Regardless of my reactions, Brian remains consistently resilient, at least most of the time. I actually am in awe of him: Brian is the like the little engine that could! He will complain often and may not want or like to do something, but ultimately, with time, repetition, prompts, rewards, and encouragement, Brian continues to persevere and try. He has done this all of his life! It speaks volumes of his character and fighting spirit, despite all the obstacles that are placed in his path due to Down syndrome and autism. Brian will always have to work very hard for the most basic things in life that most of us take for granted. I can tell you this is hard to witness at times, but, I am very grateful that this truth has not changed his beautiful heart and fighting spirit to achieve the things that he can in his own time. I couldn’t be more proud of my boy! He continues to teach me so much about my own limitations and priorities and what they really should be…

Today is just another day filled with perpetual prompts of the physical and verbal kind, along with the hope that this will be THE day that our son or daughter achieves a particular skill or a task that they have been working on for days, weeks, or years. Yes, today just might be that day! If so, what a celebration that will be, filled with praise and favorite rewards. All of the effort and hard work has finally paid off! When these days happen, savor every delicious moment, and reflect on these successes often, especially during the inevitable difficult days ahead. Parents need hope and encouragement just as much as their special children do. Defer to your children often; even non-verbal children, like Brian, can communicate quite clearly what is working or not working for them when it comes to learning skills. I have had to learn Brian’s “language” so that I know how to proceed. Follow their lead, encourage every step, have very flexible expectations, and don’t give up, but do take breaks, because it’s humanly impossible to parent a disabled child without them. Adapt, revamp, create, move on- whatever it takes for your child to learn best, while minimizing frustration for all concerned. Remember, nothing is written in stone. I often ask myself the question: “ How important is X skill really? How important will it be to Brian next year or 10 years from now? The answers to those questions usually determine where we place our time and effort.

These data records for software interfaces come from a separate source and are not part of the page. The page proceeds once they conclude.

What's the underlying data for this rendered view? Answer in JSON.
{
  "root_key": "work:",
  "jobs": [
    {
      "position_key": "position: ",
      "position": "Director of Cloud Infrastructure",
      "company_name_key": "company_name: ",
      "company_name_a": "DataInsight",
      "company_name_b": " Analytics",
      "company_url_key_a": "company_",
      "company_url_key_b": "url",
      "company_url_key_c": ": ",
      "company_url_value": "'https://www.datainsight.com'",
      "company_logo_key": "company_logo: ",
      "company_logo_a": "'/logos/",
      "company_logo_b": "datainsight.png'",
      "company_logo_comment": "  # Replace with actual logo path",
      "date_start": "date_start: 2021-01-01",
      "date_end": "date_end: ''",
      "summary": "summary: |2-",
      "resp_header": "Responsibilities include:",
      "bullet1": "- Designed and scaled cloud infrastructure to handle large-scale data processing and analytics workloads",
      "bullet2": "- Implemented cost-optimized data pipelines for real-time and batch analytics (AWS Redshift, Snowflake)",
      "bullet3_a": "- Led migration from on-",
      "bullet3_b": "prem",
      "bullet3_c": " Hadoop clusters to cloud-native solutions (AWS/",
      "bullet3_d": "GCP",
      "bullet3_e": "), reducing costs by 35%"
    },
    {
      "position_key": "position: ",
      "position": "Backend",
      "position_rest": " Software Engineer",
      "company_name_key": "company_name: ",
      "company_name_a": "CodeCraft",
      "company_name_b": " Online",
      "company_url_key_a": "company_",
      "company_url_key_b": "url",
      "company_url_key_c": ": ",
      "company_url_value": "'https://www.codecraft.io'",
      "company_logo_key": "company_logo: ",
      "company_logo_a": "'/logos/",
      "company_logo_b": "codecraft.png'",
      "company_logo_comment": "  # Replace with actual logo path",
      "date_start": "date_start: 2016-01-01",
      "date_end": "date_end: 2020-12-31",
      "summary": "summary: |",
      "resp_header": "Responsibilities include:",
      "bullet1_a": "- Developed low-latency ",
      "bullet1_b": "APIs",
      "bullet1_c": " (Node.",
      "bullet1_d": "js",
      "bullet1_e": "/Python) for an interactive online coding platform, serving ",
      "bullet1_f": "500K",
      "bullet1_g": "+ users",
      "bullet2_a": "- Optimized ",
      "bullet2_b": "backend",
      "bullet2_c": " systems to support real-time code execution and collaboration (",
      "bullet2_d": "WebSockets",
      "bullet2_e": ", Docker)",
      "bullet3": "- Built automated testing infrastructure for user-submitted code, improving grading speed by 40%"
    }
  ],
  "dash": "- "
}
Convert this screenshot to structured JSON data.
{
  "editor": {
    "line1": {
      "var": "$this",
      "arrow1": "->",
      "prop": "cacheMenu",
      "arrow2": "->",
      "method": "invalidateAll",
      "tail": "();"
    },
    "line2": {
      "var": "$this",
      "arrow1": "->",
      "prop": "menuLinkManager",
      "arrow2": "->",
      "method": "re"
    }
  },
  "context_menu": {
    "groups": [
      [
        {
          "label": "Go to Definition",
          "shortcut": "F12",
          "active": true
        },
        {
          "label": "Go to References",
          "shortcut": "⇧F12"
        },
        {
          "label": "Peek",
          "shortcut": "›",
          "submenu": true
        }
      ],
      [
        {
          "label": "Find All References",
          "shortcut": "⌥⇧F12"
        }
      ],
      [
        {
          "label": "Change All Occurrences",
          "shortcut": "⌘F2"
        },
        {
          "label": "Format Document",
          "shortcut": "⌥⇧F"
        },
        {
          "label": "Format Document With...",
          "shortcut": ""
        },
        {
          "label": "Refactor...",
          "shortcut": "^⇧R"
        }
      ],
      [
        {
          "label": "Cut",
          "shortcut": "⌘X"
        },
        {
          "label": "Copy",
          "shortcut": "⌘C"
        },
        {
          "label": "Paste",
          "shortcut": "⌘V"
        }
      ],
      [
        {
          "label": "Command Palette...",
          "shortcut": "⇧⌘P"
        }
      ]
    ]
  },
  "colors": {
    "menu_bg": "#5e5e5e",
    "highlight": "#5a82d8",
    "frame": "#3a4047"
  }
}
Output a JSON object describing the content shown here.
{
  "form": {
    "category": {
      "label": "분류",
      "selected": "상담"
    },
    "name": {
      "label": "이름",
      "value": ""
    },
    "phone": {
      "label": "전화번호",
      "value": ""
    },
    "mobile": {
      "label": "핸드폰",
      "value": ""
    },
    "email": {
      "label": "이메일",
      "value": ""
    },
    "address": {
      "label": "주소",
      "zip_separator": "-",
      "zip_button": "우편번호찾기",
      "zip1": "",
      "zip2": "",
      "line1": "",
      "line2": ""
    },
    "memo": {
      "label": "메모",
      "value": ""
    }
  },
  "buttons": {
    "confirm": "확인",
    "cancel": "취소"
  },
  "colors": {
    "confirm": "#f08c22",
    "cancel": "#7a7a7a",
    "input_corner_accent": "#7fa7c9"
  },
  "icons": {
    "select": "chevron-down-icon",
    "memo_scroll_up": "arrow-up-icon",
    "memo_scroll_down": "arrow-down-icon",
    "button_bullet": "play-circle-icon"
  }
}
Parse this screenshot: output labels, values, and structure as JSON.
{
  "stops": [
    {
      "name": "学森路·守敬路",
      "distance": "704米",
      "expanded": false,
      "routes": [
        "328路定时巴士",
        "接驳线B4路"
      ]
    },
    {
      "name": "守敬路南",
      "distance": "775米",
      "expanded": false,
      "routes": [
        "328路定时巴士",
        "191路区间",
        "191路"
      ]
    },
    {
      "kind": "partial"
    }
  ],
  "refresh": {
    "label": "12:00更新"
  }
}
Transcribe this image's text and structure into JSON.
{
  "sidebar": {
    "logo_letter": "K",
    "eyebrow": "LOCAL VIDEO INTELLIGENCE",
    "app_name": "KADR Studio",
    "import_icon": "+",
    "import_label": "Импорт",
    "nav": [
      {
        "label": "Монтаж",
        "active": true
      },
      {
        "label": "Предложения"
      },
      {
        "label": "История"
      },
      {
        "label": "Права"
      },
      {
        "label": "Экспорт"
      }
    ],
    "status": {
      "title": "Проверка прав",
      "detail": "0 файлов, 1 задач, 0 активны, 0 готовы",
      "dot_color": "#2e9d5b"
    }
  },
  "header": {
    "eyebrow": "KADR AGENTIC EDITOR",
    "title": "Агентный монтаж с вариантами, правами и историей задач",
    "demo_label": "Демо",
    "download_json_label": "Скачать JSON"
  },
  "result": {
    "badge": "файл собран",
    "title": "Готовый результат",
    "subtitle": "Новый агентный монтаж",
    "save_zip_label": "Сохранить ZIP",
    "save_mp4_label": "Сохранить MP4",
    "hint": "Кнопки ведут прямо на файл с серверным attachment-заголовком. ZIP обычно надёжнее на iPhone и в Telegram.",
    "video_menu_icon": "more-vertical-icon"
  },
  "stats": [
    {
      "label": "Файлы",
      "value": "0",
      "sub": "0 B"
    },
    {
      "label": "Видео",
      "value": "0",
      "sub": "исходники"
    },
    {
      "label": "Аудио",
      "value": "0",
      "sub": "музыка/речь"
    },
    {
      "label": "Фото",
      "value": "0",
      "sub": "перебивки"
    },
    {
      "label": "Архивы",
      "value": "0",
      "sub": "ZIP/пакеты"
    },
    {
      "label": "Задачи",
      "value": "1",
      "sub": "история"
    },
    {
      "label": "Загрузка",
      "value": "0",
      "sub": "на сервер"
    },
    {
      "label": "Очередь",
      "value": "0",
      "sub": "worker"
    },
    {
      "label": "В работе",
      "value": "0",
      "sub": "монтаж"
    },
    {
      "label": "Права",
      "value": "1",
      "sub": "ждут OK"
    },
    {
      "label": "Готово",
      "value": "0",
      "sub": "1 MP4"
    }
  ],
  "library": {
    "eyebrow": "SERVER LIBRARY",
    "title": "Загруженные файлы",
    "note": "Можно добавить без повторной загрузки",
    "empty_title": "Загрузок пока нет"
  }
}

Perpetual prompting perhaps peeves people (especially parents), but in its proper perspective, it is just one of the many tools that we use to teach our children skills that they will need to learn. Special kids eventually learn independence from the prompting process in many instances to the point of no longer needing prompts at all, except for a verbal reminder. This is the ultimate goal and why we persevere with the prompting process to begin with and what keeps us going. Yes, it definitely takes the patience of Job and strength of Hercules to prompt our kids every single waking hour of each day, so pay careful attention to not only how they respond, but check your own reactions as well and take breaks as needed.

Best wishes for a very healthy and joyful 2021! May this be a year of great hope and joy for your special children and families! Keep on keeping on with all things great and small this year , prompted or not! Until next time, thanks for reading! 😊

Me and My Beautiful Brian on New Years Eve 2020